━━ ENTRIES SUPPLIED ━━
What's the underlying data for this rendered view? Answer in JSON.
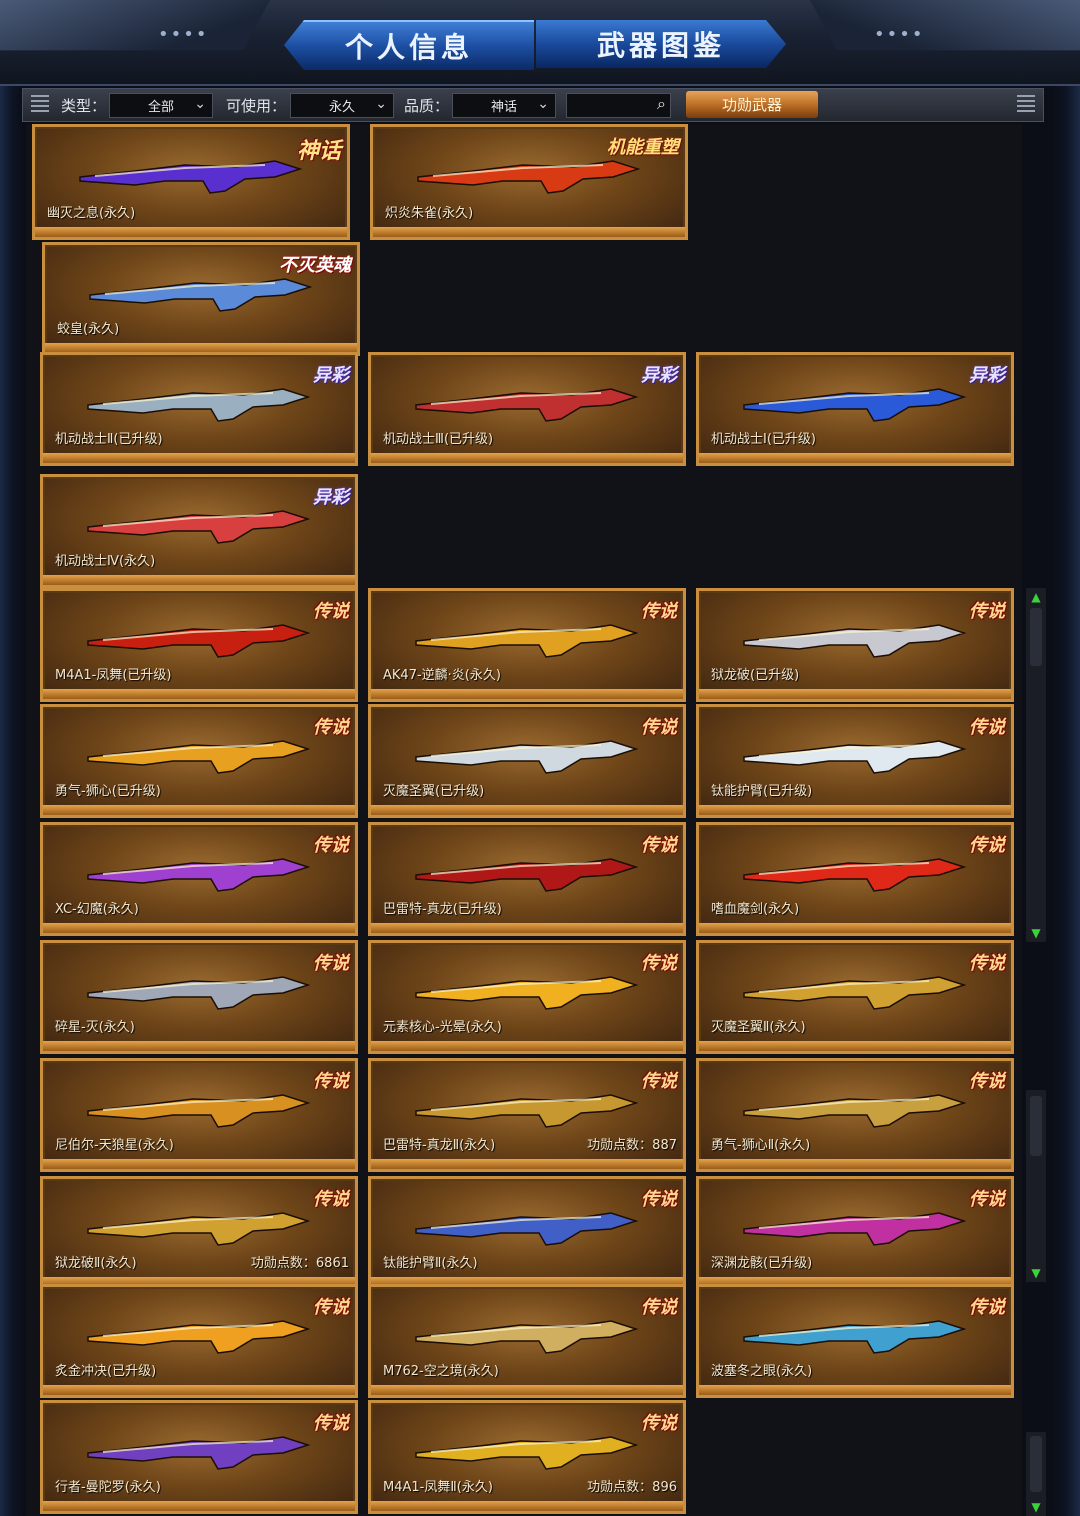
{
  "tabs": [
    {
      "label": "个人信息"
    },
    {
      "label": "武器图鉴"
    }
  ],
  "filters": {
    "type_label": "类型：",
    "type_value": "全部",
    "usable_label": "可使用：",
    "usable_value": "永久",
    "quality_label": "品质：",
    "quality_value": "神话",
    "search_value": "",
    "merit_button": "功勋武器"
  },
  "header_dots": "••••",
  "cards": [
    {
      "name": "幽灭之息(永久)",
      "badge": "神话",
      "badge_style": "myth",
      "merit": "",
      "color": "#5a2fd0"
    },
    {
      "name": "炽炎朱雀(永久)",
      "badge": "机能重塑",
      "badge_style": "mech",
      "merit": "",
      "color": "#d83a14"
    },
    {
      "name": "蛟皇(永久)",
      "badge": "不灭英魂",
      "badge_style": "bm",
      "merit": "",
      "color": "#5a8ad8"
    },
    {
      "name": "机动战士Ⅱ(已升级)",
      "badge": "异彩",
      "badge_style": "yc",
      "merit": "",
      "color": "#9ab0c0"
    },
    {
      "name": "机动战士Ⅲ(已升级)",
      "badge": "异彩",
      "badge_style": "yc",
      "merit": "",
      "color": "#c03030"
    },
    {
      "name": "机动战士Ⅰ(已升级)",
      "badge": "异彩",
      "badge_style": "yc",
      "merit": "",
      "color": "#2a5ad8"
    },
    {
      "name": "机动战士Ⅳ(永久)",
      "badge": "异彩",
      "badge_style": "yc",
      "merit": "",
      "color": "#d84040"
    },
    {
      "name": "M4A1-凤舞(已升级)",
      "badge": "传说",
      "badge_style": "",
      "merit": "",
      "color": "#c82010"
    },
    {
      "name": "AK47-逆麟·炎(永久)",
      "badge": "传说",
      "badge_style": "",
      "merit": "",
      "color": "#e0a020"
    },
    {
      "name": "狱龙破(已升级)",
      "badge": "传说",
      "badge_style": "",
      "merit": "",
      "color": "#c8c8d0"
    },
    {
      "name": "勇气-狮心(已升级)",
      "badge": "传说",
      "badge_style": "",
      "merit": "",
      "color": "#e8a020"
    },
    {
      "name": "灭魔圣翼(已升级)",
      "badge": "传说",
      "badge_style": "",
      "merit": "",
      "color": "#d0d8e0"
    },
    {
      "name": "钛能护臂(已升级)",
      "badge": "传说",
      "badge_style": "",
      "merit": "",
      "color": "#e0e8f0"
    },
    {
      "name": "XC-幻魔(永久)",
      "badge": "传说",
      "badge_style": "",
      "merit": "",
      "color": "#a040d0"
    },
    {
      "name": "巴雷特-真龙(已升级)",
      "badge": "传说",
      "badge_style": "",
      "merit": "",
      "color": "#b01818"
    },
    {
      "name": "嗜血魔剑(永久)",
      "badge": "传说",
      "badge_style": "",
      "merit": "",
      "color": "#e02818"
    },
    {
      "name": "碎星-灭(永久)",
      "badge": "传说",
      "badge_style": "",
      "merit": "",
      "color": "#a0a8b8"
    },
    {
      "name": "元素核心-光晕(永久)",
      "badge": "传说",
      "badge_style": "",
      "merit": "",
      "color": "#f0b020"
    },
    {
      "name": "灭魔圣翼Ⅱ(永久)",
      "badge": "传说",
      "badge_style": "",
      "merit": "",
      "color": "#d0a030"
    },
    {
      "name": "尼伯尔-天狼星(永久)",
      "badge": "传说",
      "badge_style": "",
      "merit": "",
      "color": "#d89020"
    },
    {
      "name": "巴雷特-真龙Ⅱ(永久)",
      "badge": "传说",
      "badge_style": "",
      "merit": "功勋点数：887",
      "color": "#c89830"
    },
    {
      "name": "勇气-狮心Ⅱ(永久)",
      "badge": "传说",
      "badge_style": "",
      "merit": "",
      "color": "#c8a040"
    },
    {
      "name": "狱龙破Ⅱ(永久)",
      "badge": "传说",
      "badge_style": "",
      "merit": "功勋点数：6861",
      "color": "#d0a030"
    },
    {
      "name": "钛能护臂Ⅱ(永久)",
      "badge": "传说",
      "badge_style": "",
      "merit": "",
      "color": "#4060c8"
    },
    {
      "name": "深渊龙骸(已升级)",
      "badge": "传说",
      "badge_style": "",
      "merit": "",
      "color": "#c030a0"
    },
    {
      "name": "炙金冲决(已升级)",
      "badge": "传说",
      "badge_style": "",
      "merit": "",
      "color": "#f0a020"
    },
    {
      "name": "M762-空之境(永久)",
      "badge": "传说",
      "badge_style": "",
      "merit": "",
      "color": "#d0b060"
    },
    {
      "name": "波塞冬之眼(永久)",
      "badge": "传说",
      "badge_style": "",
      "merit": "",
      "color": "#40a0d0"
    },
    {
      "name": "行者-曼陀罗(永久)",
      "badge": "传说",
      "badge_style": "",
      "merit": "",
      "color": "#7040c0"
    },
    {
      "name": "M4A1-凤舞Ⅱ(永久)",
      "badge": "传说",
      "badge_style": "",
      "merit": "功勋点数：896",
      "color": "#e0b020"
    }
  ]
}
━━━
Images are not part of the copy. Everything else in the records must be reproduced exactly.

ANSWER TO THIS TASK:
What's the underlying data for this rendered view? Answer in JSON.
{
  "tabs": [
    {
      "label": "个人信息"
    },
    {
      "label": "武器图鉴"
    }
  ],
  "filters": {
    "type_label": "类型：",
    "type_value": "全部",
    "usable_label": "可使用：",
    "usable_value": "永久",
    "quality_label": "品质：",
    "quality_value": "神话",
    "search_value": "",
    "merit_button": "功勋武器"
  },
  "header_dots": "••••",
  "cards": [
    {
      "name": "幽灭之息(永久)",
      "badge": "神话",
      "badge_style": "myth",
      "merit": "",
      "color": "#5a2fd0"
    },
    {
      "name": "炽炎朱雀(永久)",
      "badge": "机能重塑",
      "badge_style": "mech",
      "merit": "",
      "color": "#d83a14"
    },
    {
      "name": "蛟皇(永久)",
      "badge": "不灭英魂",
      "badge_style": "bm",
      "merit": "",
      "color": "#5a8ad8"
    },
    {
      "name": "机动战士Ⅱ(已升级)",
      "badge": "异彩",
      "badge_style": "yc",
      "merit": "",
      "color": "#9ab0c0"
    },
    {
      "name": "机动战士Ⅲ(已升级)",
      "badge": "异彩",
      "badge_style": "yc",
      "merit": "",
      "color": "#c03030"
    },
    {
      "name": "机动战士Ⅰ(已升级)",
      "badge": "异彩",
      "badge_style": "yc",
      "merit": "",
      "color": "#2a5ad8"
    },
    {
      "name": "机动战士Ⅳ(永久)",
      "badge": "异彩",
      "badge_style": "yc",
      "merit": "",
      "color": "#d84040"
    },
    {
      "name": "M4A1-凤舞(已升级)",
      "badge": "传说",
      "badge_style": "",
      "merit": "",
      "color": "#c82010"
    },
    {
      "name": "AK47-逆麟·炎(永久)",
      "badge": "传说",
      "badge_style": "",
      "merit": "",
      "color": "#e0a020"
    },
    {
      "name": "狱龙破(已升级)",
      "badge": "传说",
      "badge_style": "",
      "merit": "",
      "color": "#c8c8d0"
    },
    {
      "name": "勇气-狮心(已升级)",
      "badge": "传说",
      "badge_style": "",
      "merit": "",
      "color": "#e8a020"
    },
    {
      "name": "灭魔圣翼(已升级)",
      "badge": "传说",
      "badge_style": "",
      "merit": "",
      "color": "#d0d8e0"
    },
    {
      "name": "钛能护臂(已升级)",
      "badge": "传说",
      "badge_style": "",
      "merit": "",
      "color": "#e0e8f0"
    },
    {
      "name": "XC-幻魔(永久)",
      "badge": "传说",
      "badge_style": "",
      "merit": "",
      "color": "#a040d0"
    },
    {
      "name": "巴雷特-真龙(已升级)",
      "badge": "传说",
      "badge_style": "",
      "merit": "",
      "color": "#b01818"
    },
    {
      "name": "嗜血魔剑(永久)",
      "badge": "传说",
      "badge_style": "",
      "merit": "",
      "color": "#e02818"
    },
    {
      "name": "碎星-灭(永久)",
      "badge": "传说",
      "badge_style": "",
      "merit": "",
      "color": "#a0a8b8"
    },
    {
      "name": "元素核心-光晕(永久)",
      "badge": "传说",
      "badge_style": "",
      "merit": "",
      "color": "#f0b020"
    },
    {
      "name": "灭魔圣翼Ⅱ(永久)",
      "badge": "传说",
      "badge_style": "",
      "merit": "",
      "color": "#d0a030"
    },
    {
      "name": "尼伯尔-天狼星(永久)",
      "badge": "传说",
      "badge_style": "",
      "merit": "",
      "color": "#d89020"
    },
    {
      "name": "巴雷特-真龙Ⅱ(永久)",
      "badge": "传说",
      "badge_style": "",
      "merit": "功勋点数：887",
      "color": "#c89830"
    },
    {
      "name": "勇气-狮心Ⅱ(永久)",
      "badge": "传说",
      "badge_style": "",
      "merit": "",
      "color": "#c8a040"
    },
    {
      "name": "狱龙破Ⅱ(永久)",
      "badge": "传说",
      "badge_style": "",
      "merit": "功勋点数：6861",
      "color": "#d0a030"
    },
    {
      "name": "钛能护臂Ⅱ(永久)",
      "badge": "传说",
      "badge_style": "",
      "merit": "",
      "color": "#4060c8"
    },
    {
      "name": "深渊龙骸(已升级)",
      "badge": "传说",
      "badge_style": "",
      "merit": "",
      "color": "#c030a0"
    },
    {
      "name": "炙金冲决(已升级)",
      "badge": "传说",
      "badge_style": "",
      "merit": "",
      "color": "#f0a020"
    },
    {
      "name": "M762-空之境(永久)",
      "badge": "传说",
      "badge_style": "",
      "merit": "",
      "color": "#d0b060"
    },
    {
      "name": "波塞冬之眼(永久)",
      "badge": "传说",
      "badge_style": "",
      "merit": "",
      "color": "#40a0d0"
    },
    {
      "name": "行者-曼陀罗(永久)",
      "badge": "传说",
      "badge_style": "",
      "merit": "",
      "color": "#7040c0"
    },
    {
      "name": "M4A1-凤舞Ⅱ(永久)",
      "badge": "传说",
      "badge_style": "",
      "merit": "功勋点数：896",
      "color": "#e0b020"
    }
  ]
}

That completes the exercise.